I’m just back from an eight-day hike in Portugal, and as much as I’d love to report that the hiking has rendered me a svelte imitation of my former self… well, it hasn’t. Reason? I blame the Portuguese egg tarts. Pastéis de nata – that’s what they’re called in the local lingo. It means “pure custardy evil in a warm pastry cup”.

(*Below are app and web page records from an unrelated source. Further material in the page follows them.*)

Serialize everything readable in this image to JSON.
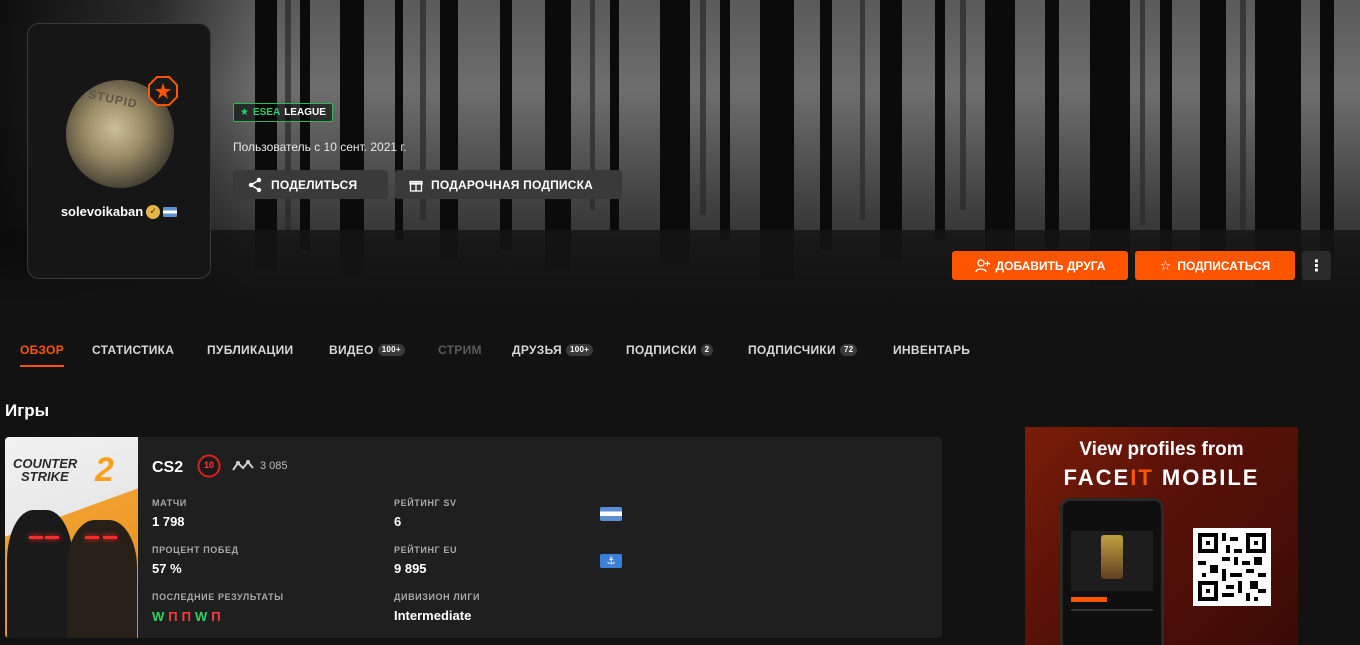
{
  "profile": {
    "username": "solevoikaban",
    "avatar_text": "STUPID",
    "badge_label": "ESEA",
    "badge_league": "LEAGUE",
    "member_since": "Пользователь с 10 сент. 2021 г.",
    "share_label": "ПОДЕЛИТЬСЯ",
    "gift_label": "ПОДАРОЧНАЯ ПОДПИСКА",
    "add_friend_label": "ДОБАВИТЬ ДРУГА",
    "subscribe_label": "ПОДПИСАТЬСЯ",
    "more_label": "⋮"
  },
  "tabs": [
    {
      "label": "ОБЗОР"
    },
    {
      "label": "СТАТИСТИКА"
    },
    {
      "label": "ПУБЛИКАЦИИ"
    },
    {
      "label": "ВИДЕО",
      "count": "100+"
    },
    {
      "label": "СТРИМ"
    },
    {
      "label": "ДРУЗЬЯ",
      "count": "100+"
    },
    {
      "label": "ПОДПИСКИ",
      "count": "2"
    },
    {
      "label": "ПОДПИСЧИКИ",
      "count": "72"
    },
    {
      "label": "ИНВЕНТАРЬ"
    }
  ],
  "games_title": "Игры",
  "game": {
    "cover_title_1": "COUNTER",
    "cover_title_2": "STRIKE",
    "cover_number": "2",
    "name": "CS2",
    "level": "10",
    "elo": "3 085",
    "matches_label": "МАТЧИ",
    "matches_value": "1 798",
    "winrate_label": "ПРОЦЕНТ ПОБЕД",
    "winrate_value": "57 %",
    "recent_label": "ПОСЛЕДНИЕ РЕЗУЛЬТАТЫ",
    "recent_results": [
      "W",
      "П",
      "П",
      "W",
      "П"
    ],
    "rating_sv_label": "РЕЙТИНГ SV",
    "rating_sv_value": "6",
    "rating_eu_label": "РЕЙТИНГ EU",
    "rating_eu_value": "9 895",
    "division_label": "ДИВИЗИОН ЛИГИ",
    "division_value": "Intermediate"
  },
  "ad": {
    "line1": "View profiles from",
    "line2_a": "FACE",
    "line2_b": "IT",
    "line2_c": " MOBILE"
  },
  "colors": {
    "accent": "#ff5500",
    "win": "#32d35a",
    "loss": "#ff3b3b",
    "esea": "#2fd06a"
  }
}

If you’re an Australian who, like me, grew up on a steady diet of custard tarts (usually ordered together with a sausage roll and a chocolate milk – the holy trinity of the Aussie bakery), you’ll understand why I couldn’t resist them in Portugal. It has to be said, though, the Portuguese version of the tart makes ours seem kind of… flabby. Nothing can beat the crisp, wafer-thin layers of a pastel de nata, or those glistening black spots of caramelisation. If the psychologists had used these things in the Stanford marshmallow experiment, the kids would’ve opted for immediate gratification every time. Continue reading